Features inspired by the auditory system have previously demonstrated improvement in automatic speech recognition (ASR). Similarly, the use of Deep Neural Networks (DNN) was found to outperform classic approaches to ASR in many conditions. Since DNNs have the potential to learn the task-relevant features from a conventional filter bank output, we investigate if the combination of auditory features and deep learning should be preferred over self-learned patterns. Specifically, noise-robust Gabor features and Amplitude Modulation Filter-Bank (AMFB) features, highly invariant against reverberation, are used as input to a state-of-the-art ASR system incorporating DNN processing. On the Aurora-4 task, both mel-frequency cepstral coefficients (MFCC) and filter bank (FBank) features are outperformed in many acoustic conditions through auditory processing, yielding average relative improvements of up to 69% over MFCC and 21% over the commonly used DNN-FBank setup. This highlights the mutual benefit of auditory signal processing and recent advances in machine learning.
Bibliographic reference.
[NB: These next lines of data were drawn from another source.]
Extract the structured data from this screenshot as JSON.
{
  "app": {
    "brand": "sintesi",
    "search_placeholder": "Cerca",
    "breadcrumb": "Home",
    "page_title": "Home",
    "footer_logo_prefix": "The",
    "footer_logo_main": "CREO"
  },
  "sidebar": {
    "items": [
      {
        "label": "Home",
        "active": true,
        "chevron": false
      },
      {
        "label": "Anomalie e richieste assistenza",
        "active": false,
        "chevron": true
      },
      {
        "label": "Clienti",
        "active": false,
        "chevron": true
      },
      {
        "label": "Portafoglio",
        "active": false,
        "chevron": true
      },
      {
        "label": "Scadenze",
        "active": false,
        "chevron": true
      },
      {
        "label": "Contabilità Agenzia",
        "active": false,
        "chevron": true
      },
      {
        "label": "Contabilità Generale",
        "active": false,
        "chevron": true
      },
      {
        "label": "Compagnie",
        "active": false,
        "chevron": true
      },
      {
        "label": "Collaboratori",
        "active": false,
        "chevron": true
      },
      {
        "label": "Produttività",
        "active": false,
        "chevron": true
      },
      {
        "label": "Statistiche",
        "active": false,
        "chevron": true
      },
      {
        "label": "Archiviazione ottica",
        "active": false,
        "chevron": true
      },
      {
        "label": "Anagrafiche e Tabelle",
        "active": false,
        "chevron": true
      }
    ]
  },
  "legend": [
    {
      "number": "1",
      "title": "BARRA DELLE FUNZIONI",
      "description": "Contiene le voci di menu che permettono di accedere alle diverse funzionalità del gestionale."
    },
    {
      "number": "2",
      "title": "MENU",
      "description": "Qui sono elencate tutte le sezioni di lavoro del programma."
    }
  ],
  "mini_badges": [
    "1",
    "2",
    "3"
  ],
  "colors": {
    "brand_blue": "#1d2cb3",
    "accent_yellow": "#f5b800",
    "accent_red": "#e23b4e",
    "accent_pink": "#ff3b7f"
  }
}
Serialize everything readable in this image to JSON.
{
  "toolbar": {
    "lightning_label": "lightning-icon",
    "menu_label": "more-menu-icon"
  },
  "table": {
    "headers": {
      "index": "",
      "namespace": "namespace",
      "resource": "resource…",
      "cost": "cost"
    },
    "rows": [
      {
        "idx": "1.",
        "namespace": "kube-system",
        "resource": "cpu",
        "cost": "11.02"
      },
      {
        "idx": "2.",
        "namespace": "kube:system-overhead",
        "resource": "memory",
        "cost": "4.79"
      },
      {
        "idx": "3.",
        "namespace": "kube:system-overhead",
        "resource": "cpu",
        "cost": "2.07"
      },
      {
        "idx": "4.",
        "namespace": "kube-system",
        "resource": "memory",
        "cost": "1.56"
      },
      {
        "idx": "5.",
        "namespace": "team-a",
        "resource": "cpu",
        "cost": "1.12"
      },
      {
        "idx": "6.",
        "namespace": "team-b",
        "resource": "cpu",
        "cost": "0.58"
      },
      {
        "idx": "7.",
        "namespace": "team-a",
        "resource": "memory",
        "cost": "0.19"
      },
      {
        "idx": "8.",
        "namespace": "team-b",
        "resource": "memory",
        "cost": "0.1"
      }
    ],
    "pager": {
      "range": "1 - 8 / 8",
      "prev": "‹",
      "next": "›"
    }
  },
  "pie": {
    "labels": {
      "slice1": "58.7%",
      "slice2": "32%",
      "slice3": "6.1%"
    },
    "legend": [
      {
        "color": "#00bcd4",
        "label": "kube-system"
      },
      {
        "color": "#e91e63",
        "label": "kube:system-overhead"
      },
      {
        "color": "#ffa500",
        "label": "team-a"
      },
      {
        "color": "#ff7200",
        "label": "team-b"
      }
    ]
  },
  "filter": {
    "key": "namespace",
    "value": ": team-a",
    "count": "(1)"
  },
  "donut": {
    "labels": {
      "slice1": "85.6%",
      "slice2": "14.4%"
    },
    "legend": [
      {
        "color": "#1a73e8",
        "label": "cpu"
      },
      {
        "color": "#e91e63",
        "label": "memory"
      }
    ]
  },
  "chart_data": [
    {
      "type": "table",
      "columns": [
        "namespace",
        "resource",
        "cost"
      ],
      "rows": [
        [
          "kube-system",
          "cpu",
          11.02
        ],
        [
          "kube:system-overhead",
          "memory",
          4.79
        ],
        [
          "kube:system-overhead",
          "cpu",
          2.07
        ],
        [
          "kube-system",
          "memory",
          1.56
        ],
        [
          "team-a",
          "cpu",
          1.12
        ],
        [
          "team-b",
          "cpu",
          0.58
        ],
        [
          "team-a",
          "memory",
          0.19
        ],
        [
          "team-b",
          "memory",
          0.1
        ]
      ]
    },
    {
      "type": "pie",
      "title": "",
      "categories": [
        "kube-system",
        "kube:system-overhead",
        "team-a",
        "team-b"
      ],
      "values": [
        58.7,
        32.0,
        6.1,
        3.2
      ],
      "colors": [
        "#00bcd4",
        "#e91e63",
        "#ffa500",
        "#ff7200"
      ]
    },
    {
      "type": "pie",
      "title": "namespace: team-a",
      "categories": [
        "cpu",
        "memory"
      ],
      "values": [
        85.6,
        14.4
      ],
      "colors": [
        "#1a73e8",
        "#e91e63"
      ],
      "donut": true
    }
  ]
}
Martinez, Angel Mario Castro / Moritz, Niko / Meyer, Bernd T. (2014): "Should deep neural nets have ears? the role of auditory features in deep learning approaches", In INTERSPEECH-2014, 2435-2439.